WHAT NEEDS TO BE DONE: Lines from the one containing "Serialize everything readable" through the end of the material are to be retyped exactly; do not copy pictures.

DATA SHOWN:
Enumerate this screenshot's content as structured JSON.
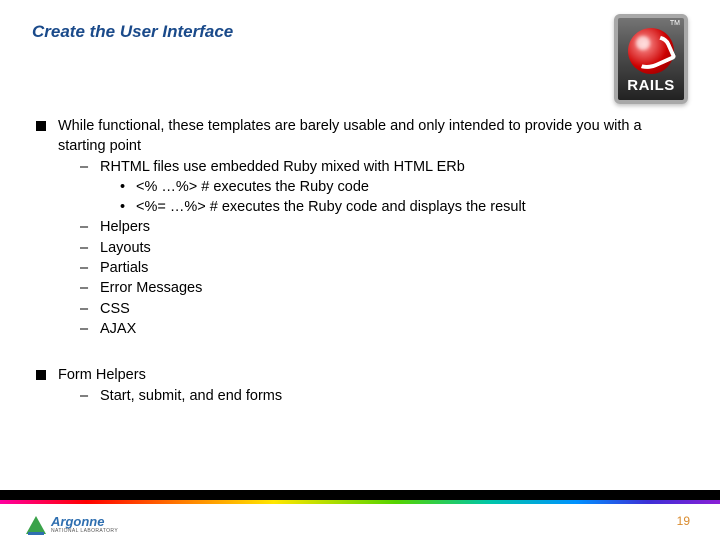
{
  "title": "Create the User Interface",
  "logo": {
    "label": "RAILS",
    "tm": "TM"
  },
  "section1_head": "While functional, these templates are barely usable and only intended to provide you with a starting point",
  "dash1": "RHTML files use embedded Ruby mixed with HTML ERb",
  "dot1": "<% …%> # executes the Ruby code",
  "dot2": "<%= …%> # executes the Ruby code and displays the result",
  "dash_items": [
    "Helpers",
    "Layouts",
    "Partials",
    "Error Messages",
    "CSS",
    "AJAX"
  ],
  "section2_head": "Form Helpers",
  "section2_dash": "Start, submit, and end forms",
  "footer": {
    "org": "Argonne",
    "sub": "NATIONAL LABORATORY"
  },
  "page_number": "19"
}
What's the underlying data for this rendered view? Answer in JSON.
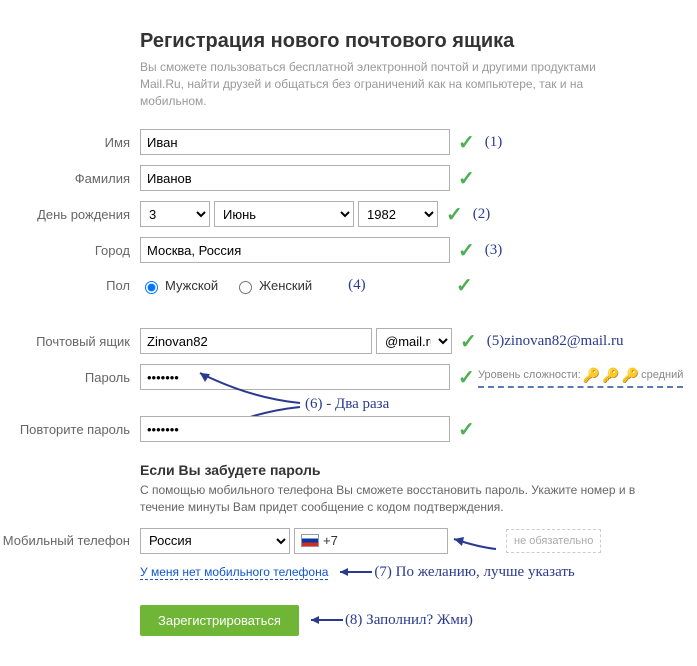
{
  "header": {
    "title": "Регистрация нового почтового ящика",
    "subtitle": "Вы сможете пользоваться бесплатной электронной почтой и другими продуктами Mail.Ru, найти друзей и общаться без ограничений как на компьютере, так и на мобильном."
  },
  "fields": {
    "firstname": {
      "label": "Имя",
      "value": "Иван"
    },
    "lastname": {
      "label": "Фамилия",
      "value": "Иванов"
    },
    "birthday": {
      "label": "День рождения",
      "day": "3",
      "month": "Июнь",
      "year": "1982"
    },
    "city": {
      "label": "Город",
      "value": "Москва, Россия"
    },
    "gender": {
      "label": "Пол",
      "male": "Мужской",
      "female": "Женский"
    },
    "mailbox": {
      "label": "Почтовый ящик",
      "value": "Zinovan82",
      "domain": "@mail.ru"
    },
    "password": {
      "label": "Пароль",
      "value": "•••••••"
    },
    "password2": {
      "label": "Повторите пароль",
      "value": "•••••••"
    },
    "phone": {
      "label": "Мобильный телефон",
      "country": "Россия",
      "prefix": "+7",
      "optional": "не обязательно"
    }
  },
  "forgot": {
    "title": "Если Вы забудете пароль",
    "desc": "С помощью мобильного телефона Вы сможете восстановить пароль. Укажите номер и в течение минуты Вам придет сообщение с кодом подтверждения."
  },
  "links": {
    "nophone": "У меня нет мобильного телефона"
  },
  "submit": "Зарегистрироваться",
  "strength": {
    "label": "Уровень сложности:",
    "value": "средний"
  },
  "annotations": {
    "a1": "(1)",
    "a2": "(2)",
    "a3": "(3)",
    "a4": "(4)",
    "a5": "(5)zinovan82@mail.ru",
    "a6": "(6) - Два раза",
    "a7": "(7) По желанию, лучше указать",
    "a8": "(8) Заполнил? Жми)"
  }
}
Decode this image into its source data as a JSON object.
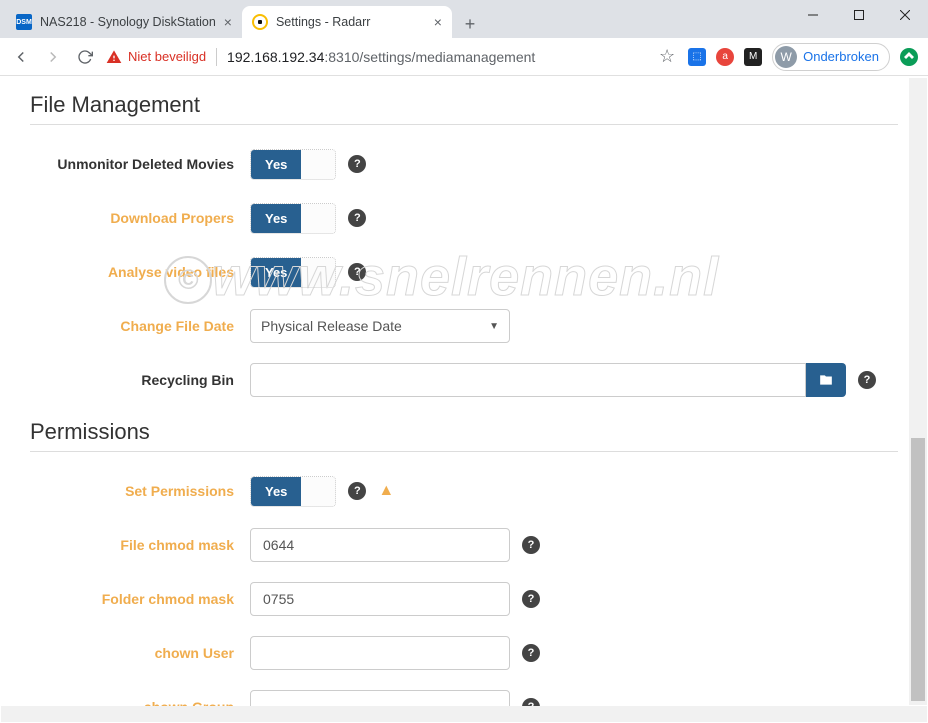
{
  "window": {
    "minimize": "—",
    "maximize": "☐",
    "close": "✕"
  },
  "tabs": {
    "t0": {
      "title": "NAS218 - Synology DiskStation"
    },
    "t1": {
      "title": "Settings - Radarr"
    },
    "newtab": "+"
  },
  "toolbar": {
    "security_text": "Niet beveiligd",
    "url_host": "192.168.192.34",
    "url_port": ":8310",
    "url_path": "/settings/mediamanagement",
    "star": "☆",
    "profile": {
      "initial": "W",
      "label": "Onderbroken"
    }
  },
  "sections": {
    "file_mgmt": {
      "title": "File Management",
      "rows": {
        "unmonitor": {
          "label": "Unmonitor Deleted Movies",
          "val": "Yes"
        },
        "propers": {
          "label": "Download Propers",
          "val": "Yes"
        },
        "analyse": {
          "label": "Analyse video files",
          "val": "Yes"
        },
        "filedate": {
          "label": "Change File Date",
          "selected": "Physical Release Date"
        },
        "recycle": {
          "label": "Recycling Bin"
        }
      }
    },
    "perms": {
      "title": "Permissions",
      "rows": {
        "setperm": {
          "label": "Set Permissions",
          "val": "Yes"
        },
        "filemask": {
          "label": "File chmod mask",
          "val": "0644"
        },
        "foldermask": {
          "label": "Folder chmod mask",
          "val": "0755"
        },
        "chownuser": {
          "label": "chown User",
          "val": ""
        },
        "chowngroup": {
          "label": "chown Group",
          "val": ""
        }
      }
    }
  },
  "watermark": "www.snelrennen.nl",
  "copyright": "©"
}
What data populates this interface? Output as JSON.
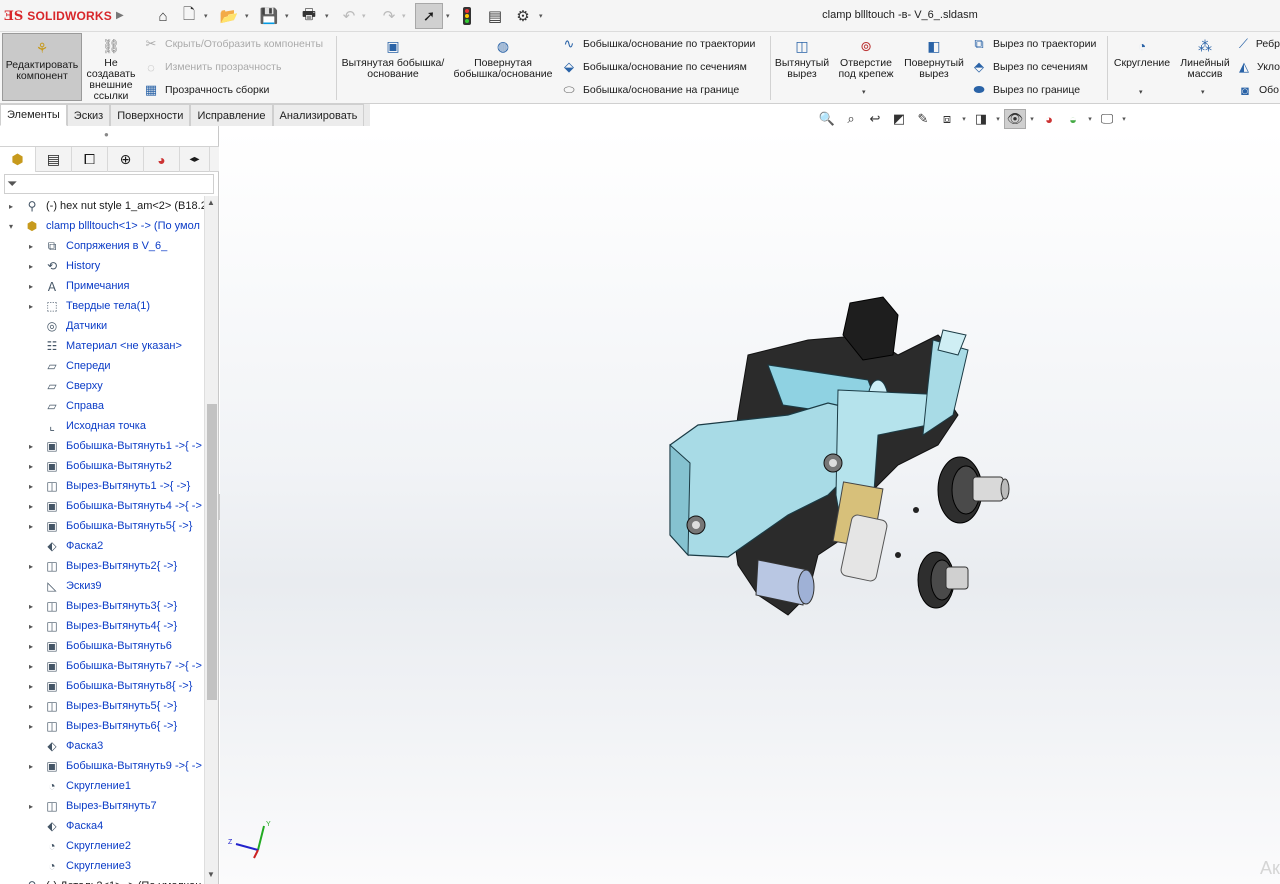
{
  "app": {
    "brand": "SOLIDWORKS",
    "document_title": "clamp bllltouch -в- V_6_.sldasm",
    "watermark": "Ак"
  },
  "ribbon": {
    "edit_component": "Редактировать компонент",
    "no_external_refs": "Не создавать внешние ссылки",
    "hide_show": "Скрыть/Отобразить компоненты",
    "change_transparency": "Изменить прозрачность",
    "assembly_transparency": "Прозрачность сборки",
    "extruded_boss": "Вытянутая бобышка/основание",
    "revolved_boss": "Повернутая бобышка/основание",
    "swept_boss": "Бобышка/основание по траектории",
    "lofted_boss": "Бобышка/основание по сечениям",
    "boundary_boss": "Бобышка/основание на границе",
    "extruded_cut": "Вытянутый вырез",
    "hole_wizard": "Отверстие под крепеж",
    "revolved_cut": "Повернутый вырез",
    "swept_cut": "Вырез по траектории",
    "lofted_cut": "Вырез по сечениям",
    "boundary_cut": "Вырез по границе",
    "fillet": "Скругление",
    "linear_pattern": "Линейный массив",
    "rib": "Ребр",
    "draft": "Укло",
    "shell": "Обо"
  },
  "tabs": [
    "Элементы",
    "Эскиз",
    "Поверхности",
    "Исправление",
    "Анализировать"
  ],
  "tree": [
    {
      "label": "(-) hex nut style 1_am<2> (B18.2.",
      "icon": "part-icon",
      "expand": "▸",
      "level": 0,
      "dark": true
    },
    {
      "label": "clamp bllltouch<1> -> (По умол",
      "icon": "assembly-icon",
      "expand": "▾",
      "level": 0
    },
    {
      "label": "Сопряжения в V_6_",
      "icon": "mates-icon",
      "expand": "▸",
      "level": 1
    },
    {
      "label": "History",
      "icon": "history-icon",
      "expand": "▸",
      "level": 1
    },
    {
      "label": "Примечания",
      "icon": "annotations-icon",
      "expand": "▸",
      "level": 1
    },
    {
      "label": "Твердые тела(1)",
      "icon": "solid-bodies-icon",
      "expand": "▸",
      "level": 1
    },
    {
      "label": "Датчики",
      "icon": "sensors-icon",
      "expand": "",
      "level": 1
    },
    {
      "label": "Материал <не указан>",
      "icon": "material-icon",
      "expand": "",
      "level": 1
    },
    {
      "label": "Спереди",
      "icon": "plane-icon",
      "expand": "",
      "level": 1
    },
    {
      "label": "Сверху",
      "icon": "plane-icon",
      "expand": "",
      "level": 1
    },
    {
      "label": "Справа",
      "icon": "plane-icon",
      "expand": "",
      "level": 1
    },
    {
      "label": "Исходная точка",
      "icon": "origin-icon",
      "expand": "",
      "level": 1
    },
    {
      "label": "Бобышка-Вытянуть1 ->{ ->",
      "icon": "extrude-icon",
      "expand": "▸",
      "level": 1
    },
    {
      "label": "Бобышка-Вытянуть2",
      "icon": "extrude-icon",
      "expand": "▸",
      "level": 1
    },
    {
      "label": "Вырез-Вытянуть1 ->{ ->}",
      "icon": "cut-icon",
      "expand": "▸",
      "level": 1
    },
    {
      "label": "Бобышка-Вытянуть4 ->{ ->",
      "icon": "extrude-icon",
      "expand": "▸",
      "level": 1
    },
    {
      "label": "Бобышка-Вытянуть5{ ->}",
      "icon": "extrude-icon",
      "expand": "▸",
      "level": 1
    },
    {
      "label": "Фаска2",
      "icon": "chamfer-icon",
      "expand": "",
      "level": 1
    },
    {
      "label": "Вырез-Вытянуть2{ ->}",
      "icon": "cut-icon",
      "expand": "▸",
      "level": 1
    },
    {
      "label": "Эскиз9",
      "icon": "sketch-icon",
      "expand": "",
      "level": 1
    },
    {
      "label": "Вырез-Вытянуть3{ ->}",
      "icon": "cut-icon",
      "expand": "▸",
      "level": 1
    },
    {
      "label": "Вырез-Вытянуть4{ ->}",
      "icon": "cut-icon",
      "expand": "▸",
      "level": 1
    },
    {
      "label": "Бобышка-Вытянуть6",
      "icon": "extrude-icon",
      "expand": "▸",
      "level": 1
    },
    {
      "label": "Бобышка-Вытянуть7 ->{ ->",
      "icon": "extrude-icon",
      "expand": "▸",
      "level": 1
    },
    {
      "label": "Бобышка-Вытянуть8{ ->}",
      "icon": "extrude-icon",
      "expand": "▸",
      "level": 1
    },
    {
      "label": "Вырез-Вытянуть5{ ->}",
      "icon": "cut-icon",
      "expand": "▸",
      "level": 1
    },
    {
      "label": "Вырез-Вытянуть6{ ->}",
      "icon": "cut-icon",
      "expand": "▸",
      "level": 1
    },
    {
      "label": "Фаска3",
      "icon": "chamfer-icon",
      "expand": "",
      "level": 1
    },
    {
      "label": "Бобышка-Вытянуть9 ->{ ->",
      "icon": "extrude-icon",
      "expand": "▸",
      "level": 1
    },
    {
      "label": "Скругление1",
      "icon": "fillet-icon",
      "expand": "",
      "level": 1
    },
    {
      "label": "Вырез-Вытянуть7",
      "icon": "cut-icon",
      "expand": "▸",
      "level": 1
    },
    {
      "label": "Фаска4",
      "icon": "chamfer-icon",
      "expand": "",
      "level": 1
    },
    {
      "label": "Скругление2",
      "icon": "fillet-icon",
      "expand": "",
      "level": 1
    },
    {
      "label": "Скругление3",
      "icon": "fillet-icon",
      "expand": "",
      "level": 1
    },
    {
      "label": "(-) Деталь2<1> -> (По умолчан",
      "icon": "part-icon",
      "expand": "▸",
      "level": 0,
      "dark": true
    }
  ],
  "colors": {
    "tree_text": "#0b3cc7",
    "accent": "#d8262a",
    "model_blue": "#a8dbe6"
  }
}
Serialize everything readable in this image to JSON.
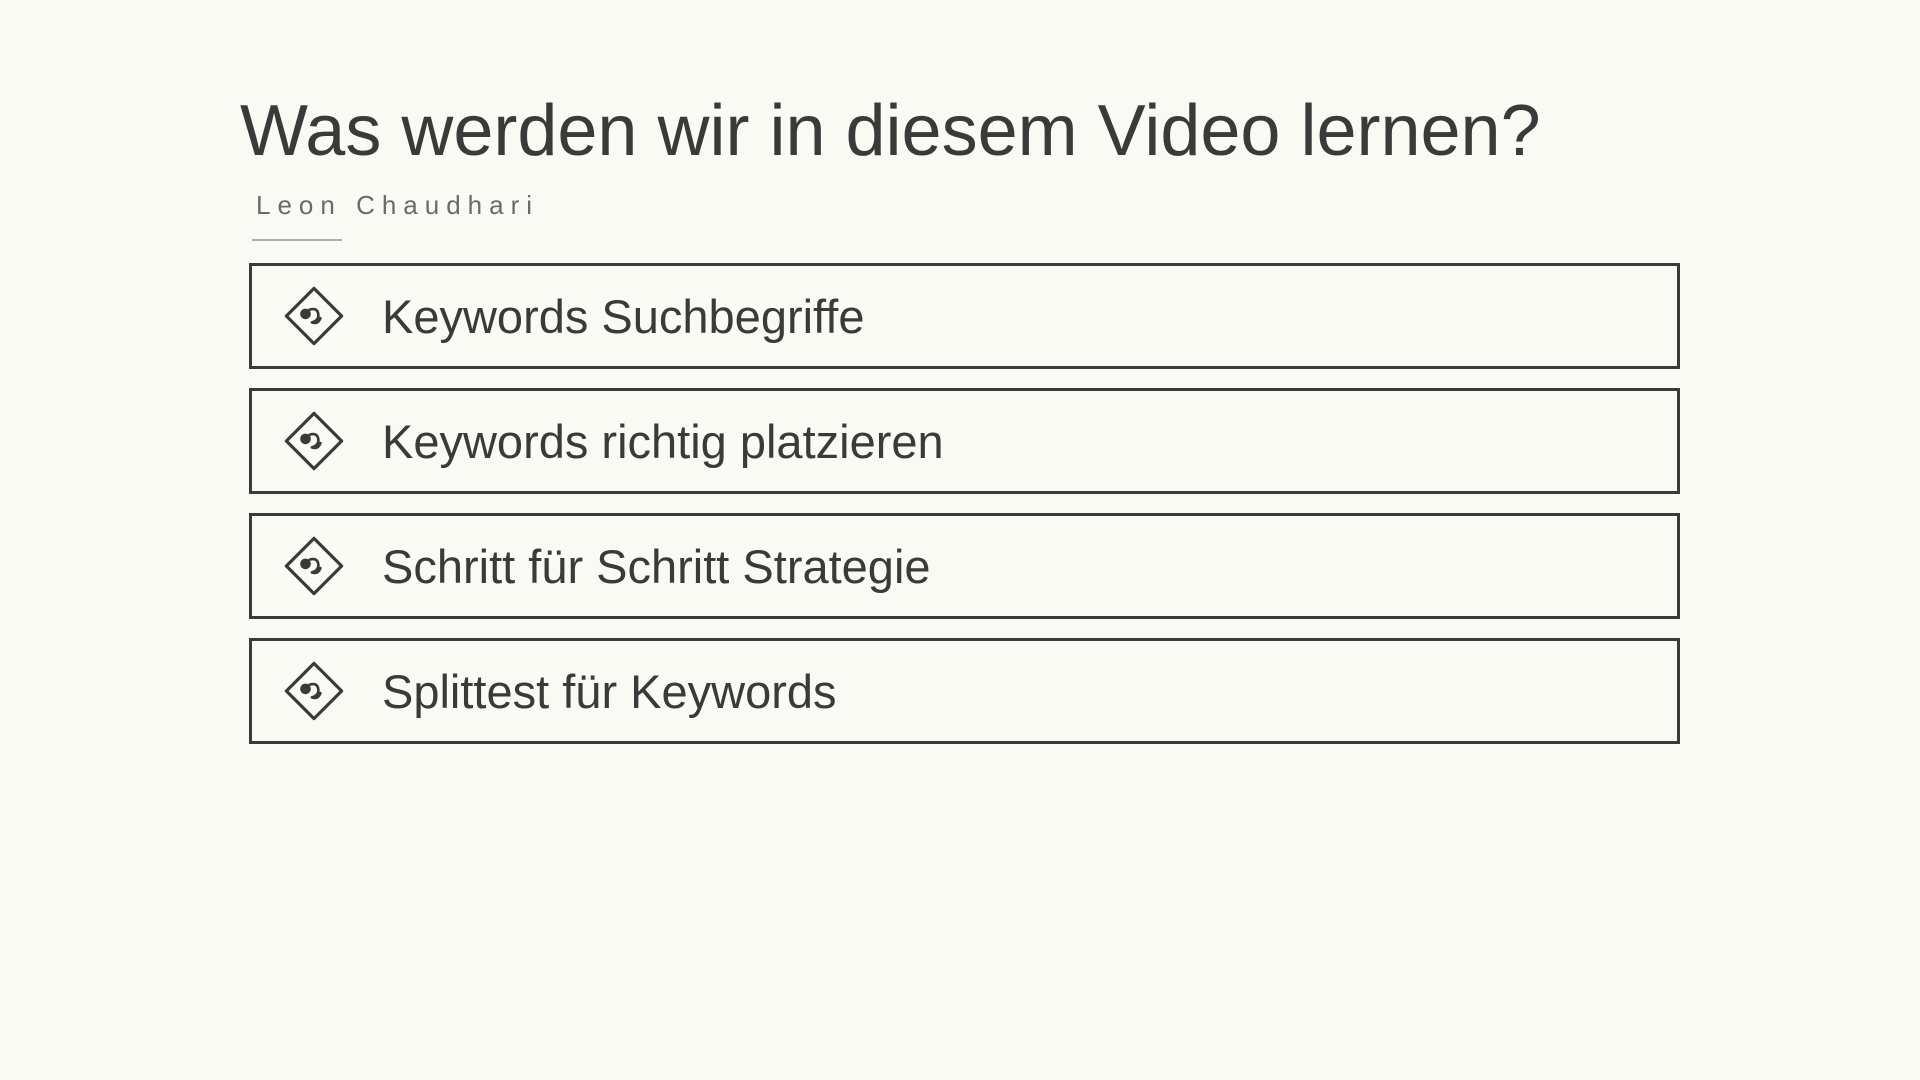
{
  "title": "Was werden wir in diesem Video lernen?",
  "author": "Leon Chaudhari",
  "items": [
    {
      "label": "Keywords Suchbegriffe"
    },
    {
      "label": "Keywords richtig platzieren"
    },
    {
      "label": "Schritt für Schritt Strategie"
    },
    {
      "label": "Splittest für Keywords"
    }
  ]
}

SOLUTION TO THE PROBLEM:
Serialize everything readable in this image to JSON.
{
  "title": "Was werden wir in diesem Video lernen?",
  "author": "Leon Chaudhari",
  "items": [
    {
      "label": "Keywords Suchbegriffe"
    },
    {
      "label": "Keywords richtig platzieren"
    },
    {
      "label": "Schritt für Schritt Strategie"
    },
    {
      "label": "Splittest für Keywords"
    }
  ]
}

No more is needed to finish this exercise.